● What you have to do:
Search term "time": please copy every line of the records below that contains it.

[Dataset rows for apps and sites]
⟨
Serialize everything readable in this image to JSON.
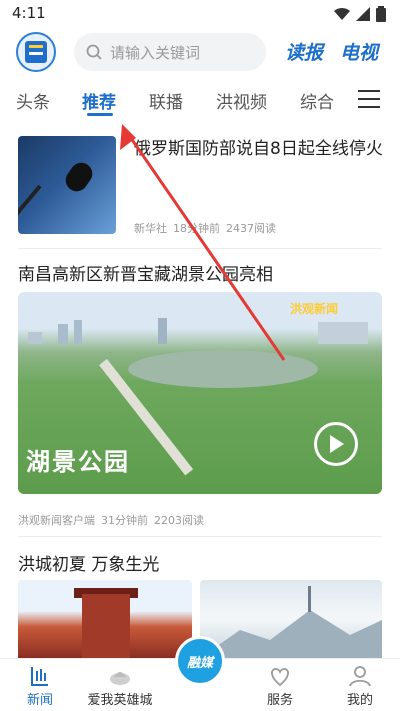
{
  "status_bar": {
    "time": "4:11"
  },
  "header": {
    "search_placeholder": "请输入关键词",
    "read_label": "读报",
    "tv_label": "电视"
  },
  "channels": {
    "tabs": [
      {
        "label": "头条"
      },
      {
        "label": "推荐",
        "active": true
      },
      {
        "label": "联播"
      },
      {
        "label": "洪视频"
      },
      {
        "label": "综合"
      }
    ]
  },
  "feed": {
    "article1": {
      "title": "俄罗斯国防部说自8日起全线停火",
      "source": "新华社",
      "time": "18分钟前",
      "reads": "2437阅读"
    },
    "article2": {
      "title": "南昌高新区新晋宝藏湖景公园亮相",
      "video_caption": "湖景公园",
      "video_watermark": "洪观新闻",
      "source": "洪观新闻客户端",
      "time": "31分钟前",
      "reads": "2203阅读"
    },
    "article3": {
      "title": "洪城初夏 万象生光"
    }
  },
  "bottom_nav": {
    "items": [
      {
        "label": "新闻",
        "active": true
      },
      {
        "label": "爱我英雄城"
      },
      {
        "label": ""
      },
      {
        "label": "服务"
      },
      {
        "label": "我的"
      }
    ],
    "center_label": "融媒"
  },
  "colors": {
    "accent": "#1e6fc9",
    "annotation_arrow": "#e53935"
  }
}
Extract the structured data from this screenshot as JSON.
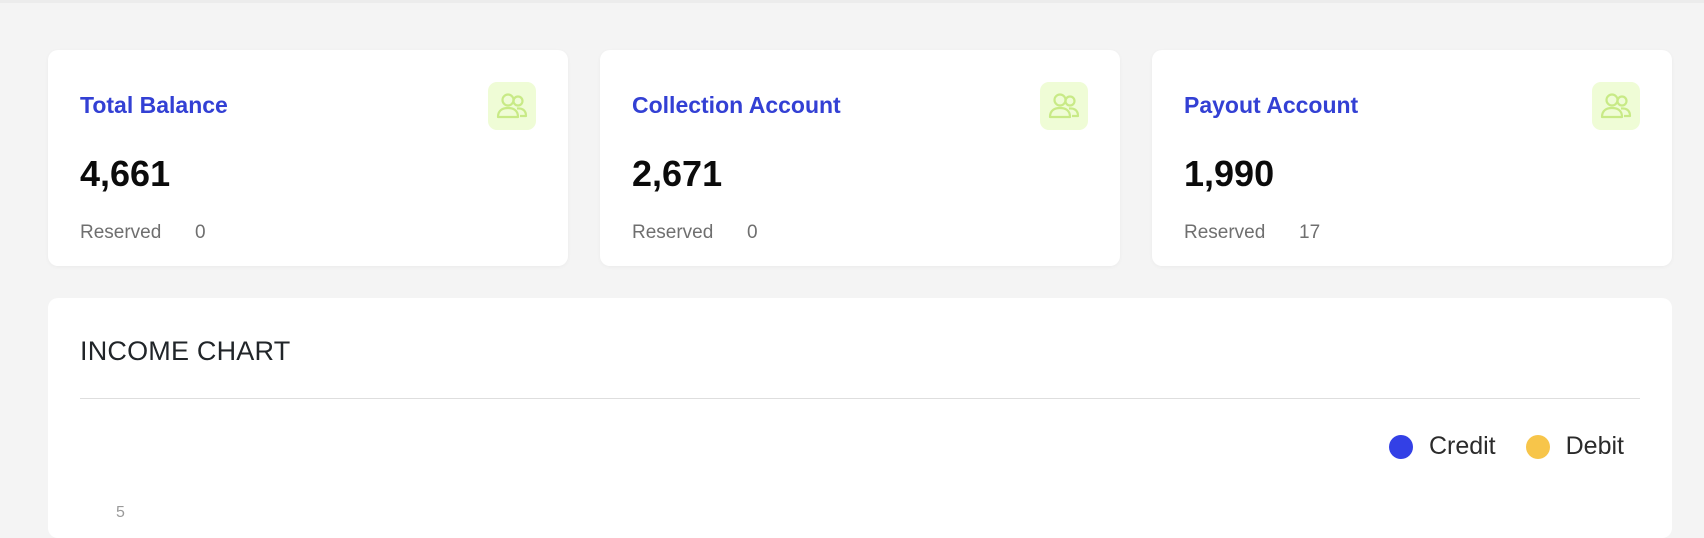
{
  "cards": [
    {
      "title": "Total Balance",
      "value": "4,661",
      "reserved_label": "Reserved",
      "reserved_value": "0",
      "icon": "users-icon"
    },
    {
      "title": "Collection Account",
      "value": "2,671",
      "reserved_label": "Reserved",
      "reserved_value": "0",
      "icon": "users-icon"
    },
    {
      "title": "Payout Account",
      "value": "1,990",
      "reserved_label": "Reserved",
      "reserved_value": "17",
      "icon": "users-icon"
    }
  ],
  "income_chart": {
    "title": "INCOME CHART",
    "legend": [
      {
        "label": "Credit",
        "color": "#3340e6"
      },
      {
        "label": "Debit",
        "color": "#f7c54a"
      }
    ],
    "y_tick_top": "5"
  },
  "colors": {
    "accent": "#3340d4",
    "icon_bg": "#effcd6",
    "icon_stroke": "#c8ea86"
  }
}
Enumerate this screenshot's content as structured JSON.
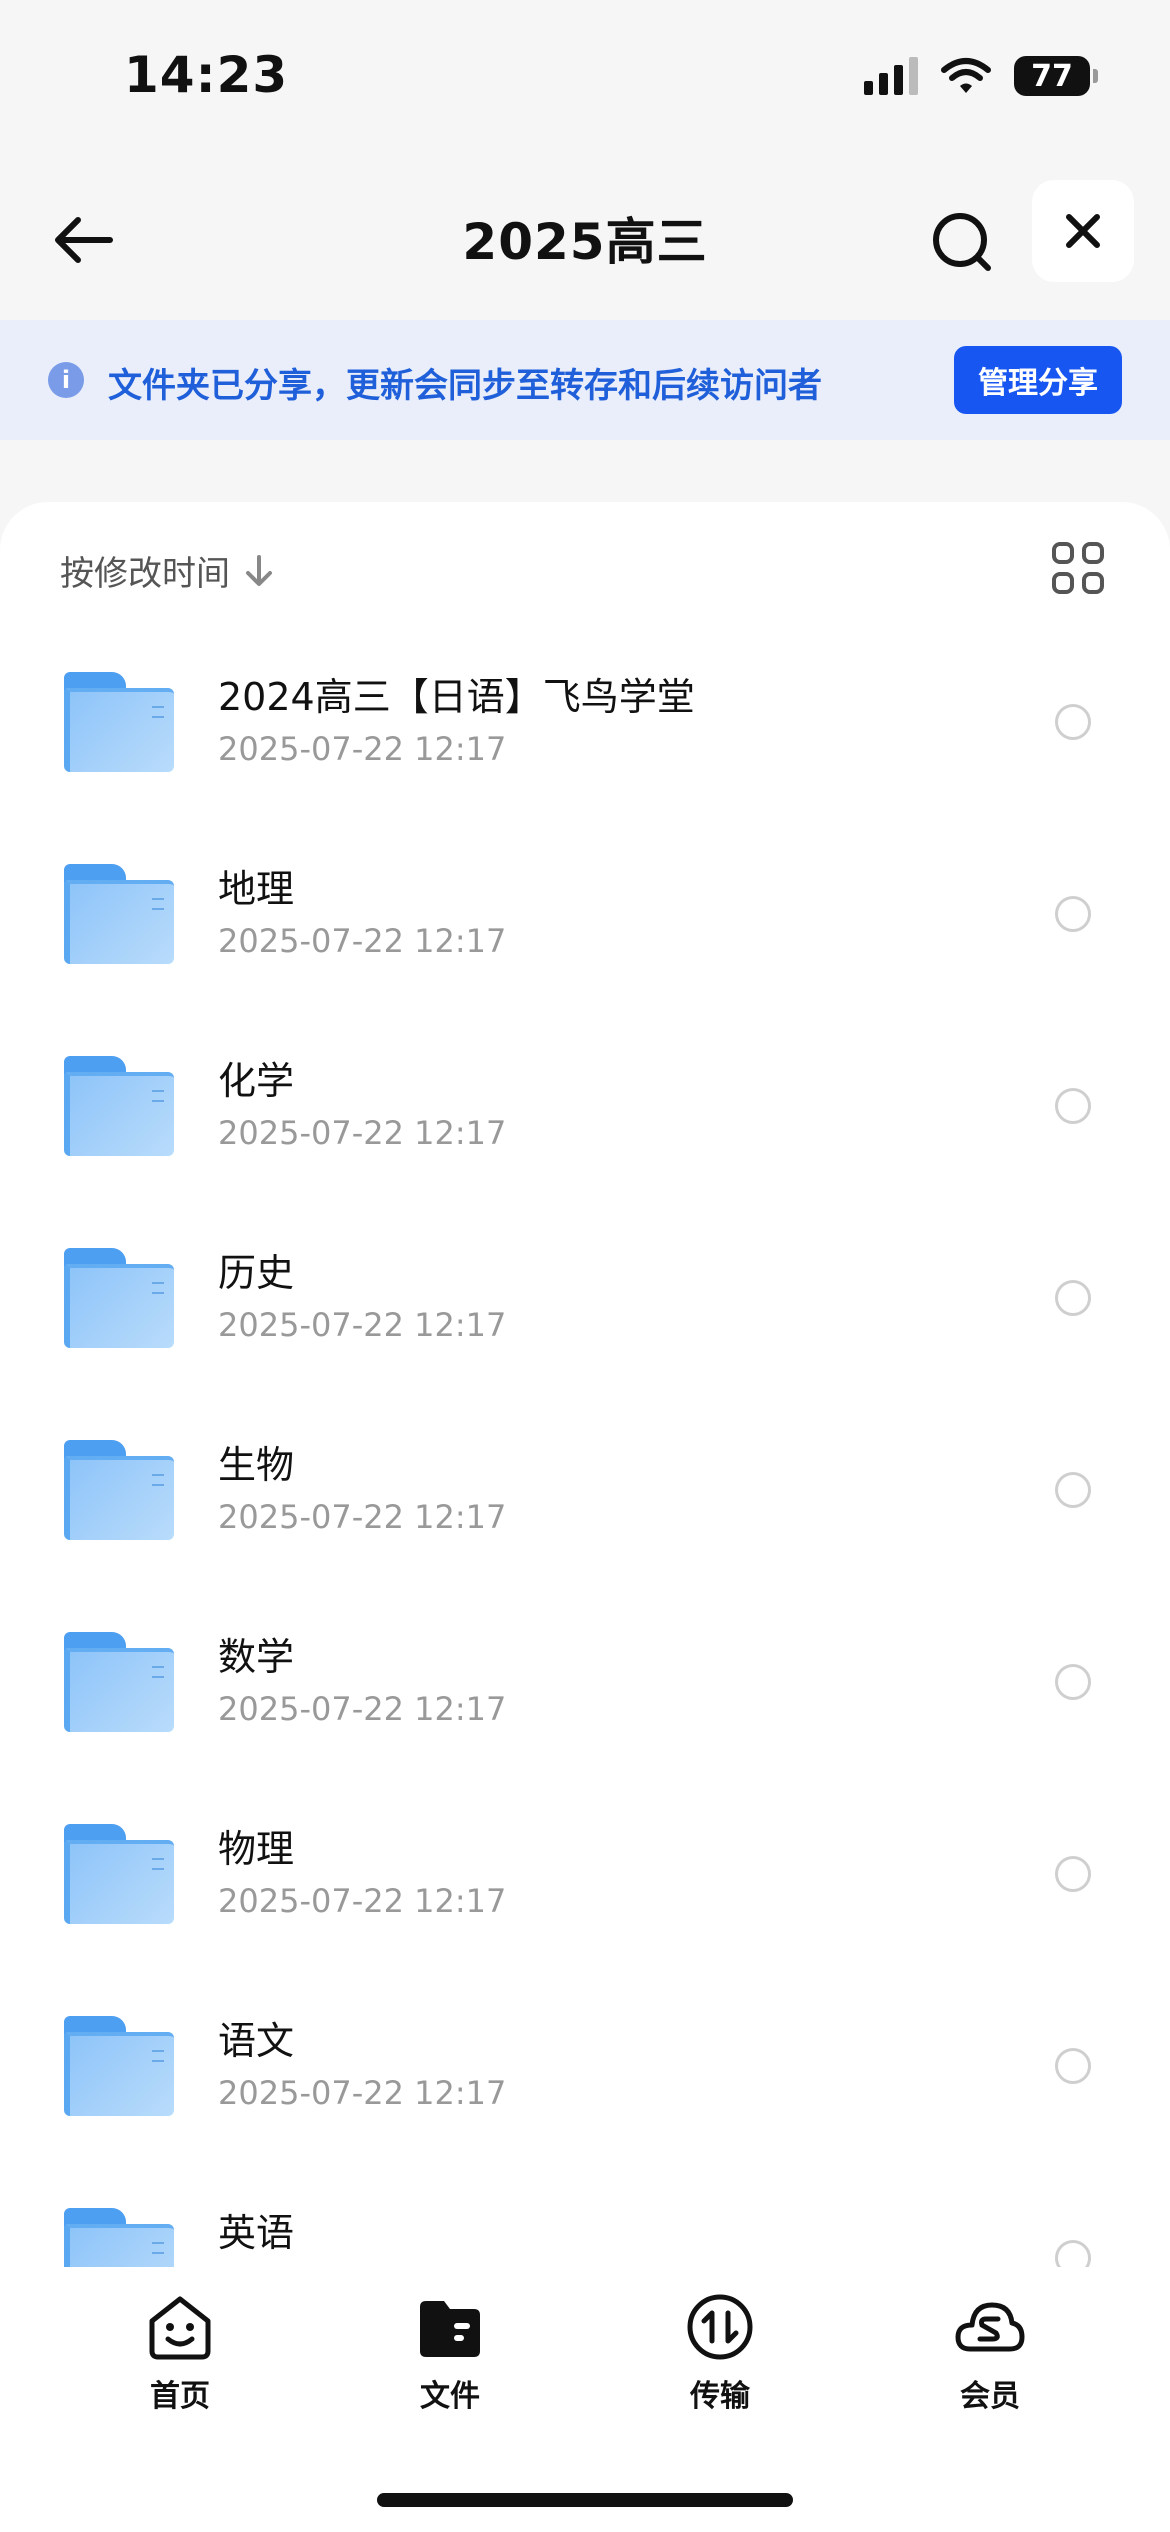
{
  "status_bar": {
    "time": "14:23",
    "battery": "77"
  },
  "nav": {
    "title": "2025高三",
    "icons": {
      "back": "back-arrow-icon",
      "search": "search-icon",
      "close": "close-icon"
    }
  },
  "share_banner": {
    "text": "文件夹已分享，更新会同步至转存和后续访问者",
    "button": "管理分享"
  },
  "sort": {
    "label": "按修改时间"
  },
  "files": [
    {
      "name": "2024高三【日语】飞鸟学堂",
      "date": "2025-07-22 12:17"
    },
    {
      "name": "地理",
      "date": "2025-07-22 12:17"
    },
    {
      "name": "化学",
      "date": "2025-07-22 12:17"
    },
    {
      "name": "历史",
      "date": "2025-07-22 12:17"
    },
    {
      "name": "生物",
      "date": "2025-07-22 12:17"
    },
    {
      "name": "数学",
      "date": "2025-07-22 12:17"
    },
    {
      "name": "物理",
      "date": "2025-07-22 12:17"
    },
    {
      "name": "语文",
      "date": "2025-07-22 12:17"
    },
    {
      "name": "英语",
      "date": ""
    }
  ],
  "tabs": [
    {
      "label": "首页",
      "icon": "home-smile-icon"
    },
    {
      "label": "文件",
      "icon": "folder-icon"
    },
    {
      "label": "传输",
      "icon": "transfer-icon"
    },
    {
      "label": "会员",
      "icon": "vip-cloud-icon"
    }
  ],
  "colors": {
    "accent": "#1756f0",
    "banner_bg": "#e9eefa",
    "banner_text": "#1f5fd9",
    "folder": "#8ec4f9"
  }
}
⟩
● Problem solution:
    "time": "4:11"
      "time": "18分钟前",
      "time": "31分钟前",
    "time": "14:23",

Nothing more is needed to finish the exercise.